All in all [Ajami] is a movie I would surely recommend for anyone to see... a masterpiece by two young directors.

Wednesday, April 21, 2010

The Arab Facade

In our Arab societies we still suffer from hypocrisy. The way they solve problems is by covering them and pretending they don't exist....
This is highly used in architecture for example. I remember in one of my jury session for my graduation project. An architect working with GAM made a comment which illustrate that.
In my project I designed a bridge between my project and a refugee camp just across the road from my site. She didn't like that. And told me that usually we should hide unpleasant scenes by creating walls and paint them nicely... !!!

Hide them and pretend they don't exist!!

How many times have you been confronted for being honest and not hiding your true feelings behind the screen of politeness...
You see around you smiling faces that will diss you the minute you turn your back...

All hiding behind the perfect Arab facade...

Sunday, April 18, 2010

Communication Theory Assignment

This semester I'm teaching a course titled [Communication Theory] for Design and Visual Communication students. This course addresses several issues dealing with Media, Society, Mass Communication, Message Production and so on.
So for their Mid term I decided to put the theories to test by proposing an online assignment.
I asked my students to answer certain questions through creating a video response to a video I posted on our GJU.Design Channel on Ikbis....
The questions were:
Do New Media give people their Freedom or do  it control them?
Do New Media create equality or division between people?

And this is my Assignment Video... 

My students did very well... and they have responded in many different ways to the video. Some did Animation, stop motion, video montage and video logs...
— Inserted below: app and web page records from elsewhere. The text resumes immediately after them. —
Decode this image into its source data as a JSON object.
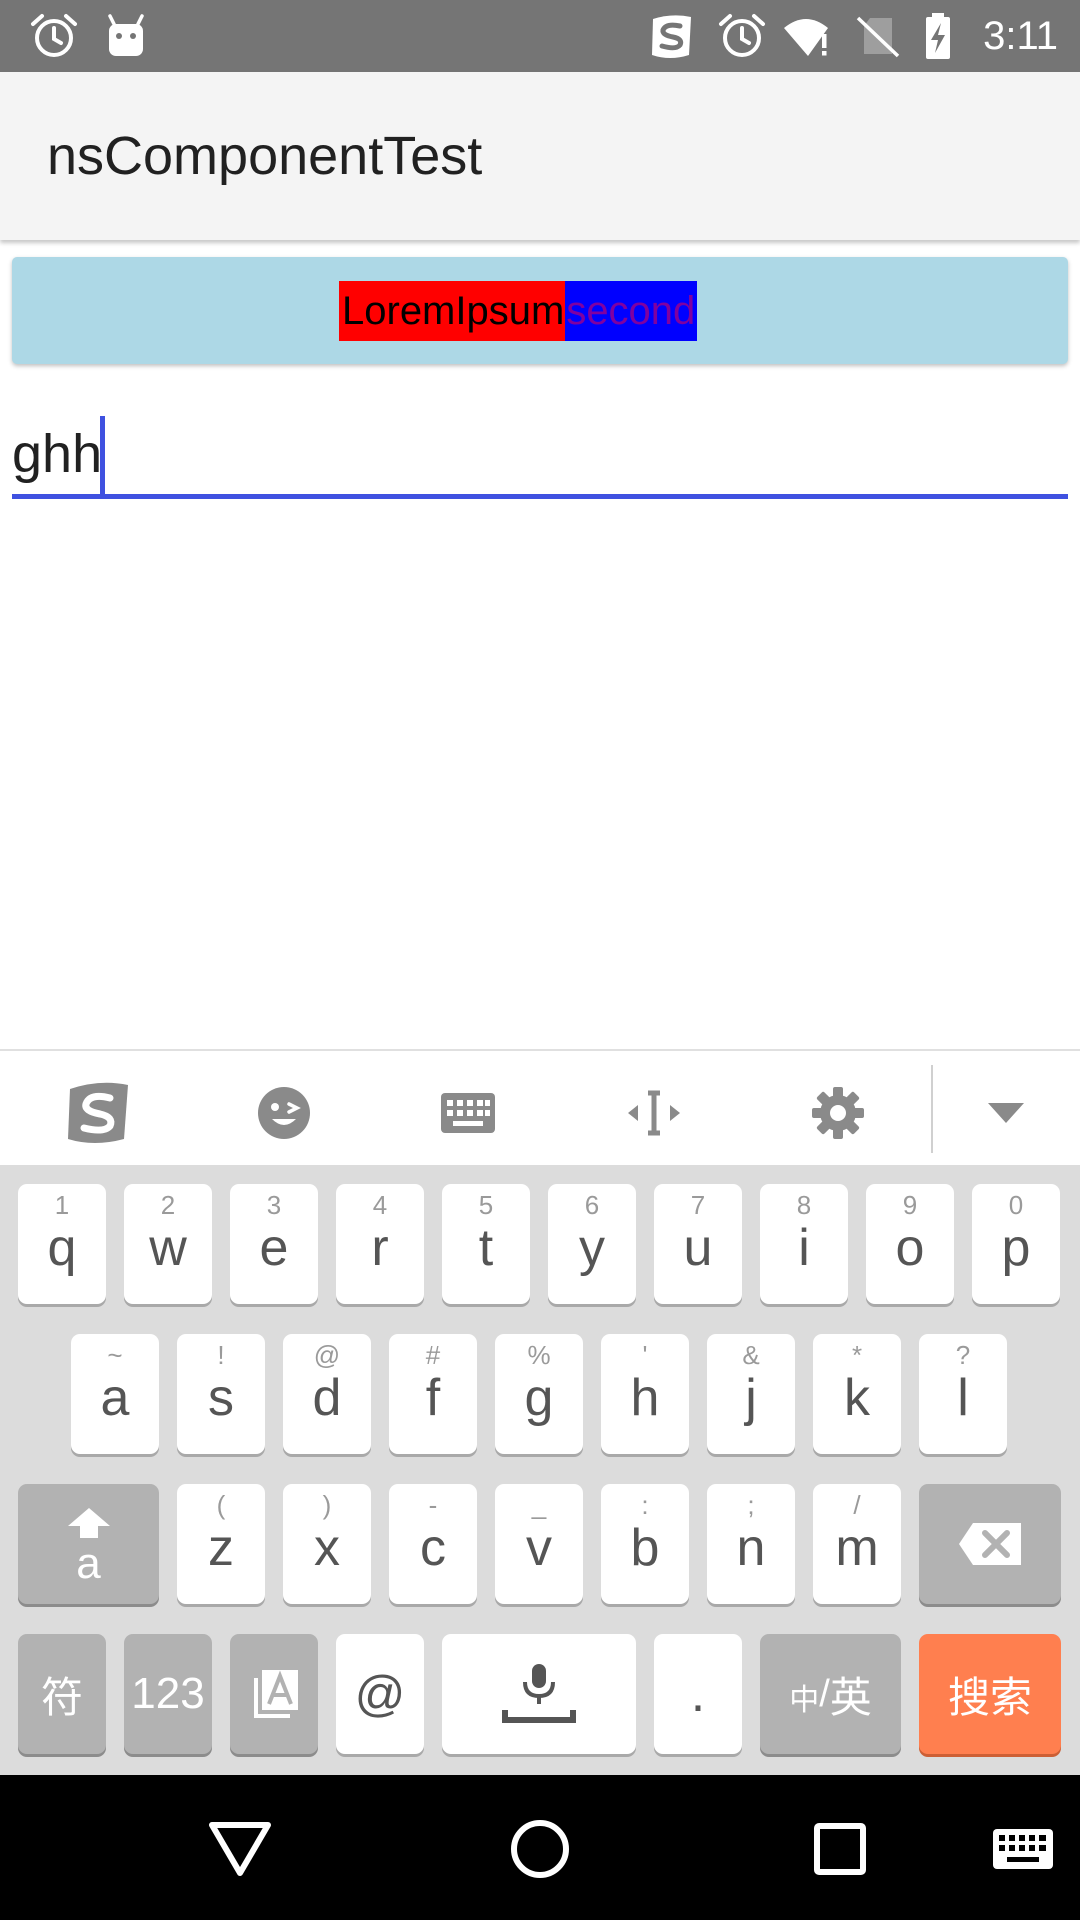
{
  "status_bar": {
    "time": "3:11",
    "icons": [
      "alarm-icon",
      "android-debug-icon",
      "sogou-icon",
      "alarm-icon",
      "wifi-warning-icon",
      "no-sim-icon",
      "battery-charging-icon"
    ],
    "background": "#757575"
  },
  "app_bar": {
    "title": "nsComponentTest",
    "background": "#f4f4f4"
  },
  "component": {
    "first_label": "LoremIpsum",
    "second_label": "second",
    "background": "#add8e6",
    "first_bg": "#ff0000",
    "second_bg": "#0000ff"
  },
  "text_field": {
    "value": "ghh",
    "accent": "#3f51e0"
  },
  "ime_toolbar": {
    "icons": [
      "sogou-logo-icon",
      "emoji-icon",
      "keyboard-icon",
      "cursor-move-icon",
      "settings-icon",
      "collapse-down-icon"
    ]
  },
  "keyboard": {
    "row1": [
      {
        "main": "q",
        "hint": "1"
      },
      {
        "main": "w",
        "hint": "2"
      },
      {
        "main": "e",
        "hint": "3"
      },
      {
        "main": "r",
        "hint": "4"
      },
      {
        "main": "t",
        "hint": "5"
      },
      {
        "main": "y",
        "hint": "6"
      },
      {
        "main": "u",
        "hint": "7"
      },
      {
        "main": "i",
        "hint": "8"
      },
      {
        "main": "o",
        "hint": "9"
      },
      {
        "main": "p",
        "hint": "0"
      }
    ],
    "row2": [
      {
        "main": "a",
        "hint": "~"
      },
      {
        "main": "s",
        "hint": "!"
      },
      {
        "main": "d",
        "hint": "@"
      },
      {
        "main": "f",
        "hint": "#"
      },
      {
        "main": "g",
        "hint": "%"
      },
      {
        "main": "h",
        "hint": "'"
      },
      {
        "main": "j",
        "hint": "&"
      },
      {
        "main": "k",
        "hint": "*"
      },
      {
        "main": "l",
        "hint": "?"
      }
    ],
    "row3": [
      {
        "main": "z",
        "hint": "("
      },
      {
        "main": "x",
        "hint": ")"
      },
      {
        "main": "c",
        "hint": "-"
      },
      {
        "main": "v",
        "hint": "_"
      },
      {
        "main": "b",
        "hint": ":"
      },
      {
        "main": "n",
        "hint": ";"
      },
      {
        "main": "m",
        "hint": "/"
      }
    ],
    "shift_label": "a",
    "symbols_label": "符",
    "numbers_label": "123",
    "at_label": "@",
    "period_label": ".",
    "lang_small": "中",
    "lang_sep": "/",
    "lang_big": "英",
    "action_label": "搜索",
    "action_color": "#ff7f4f"
  },
  "nav_bar": {
    "icons": [
      "back-icon",
      "home-icon",
      "recents-icon",
      "keyboard-switch-icon"
    ]
  }
}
Ikbis and other online sharing sites are usually and sadly banned in educational institutions in Jordan... but I wanted to defy even this reality and make others understand the power that is given [for free] to people... normal people... who have valuable things to share...
I'm really glad about my students interactions... they did engage themselves and used the new media beautifully.  Here are some samples of their work...

The rest can be seen here...

By Faris Baidon

By Rania Ghariabeh

By Natalie Beiruti

By Saja Muzaini

By Yasmin Juma'a

By Jude Kawwa

By Lian Saifi

Please complete the power of the new media by going there and commenting on their works...

Spread the love and share the power... =)

Originally posted on SABE Reconnaissance

Saturday, April 10, 2010


Me: I'm crazy! Soph, Do you think I'm crazy?
Sophie: Of course you are. But Craziness is the best thing in the world.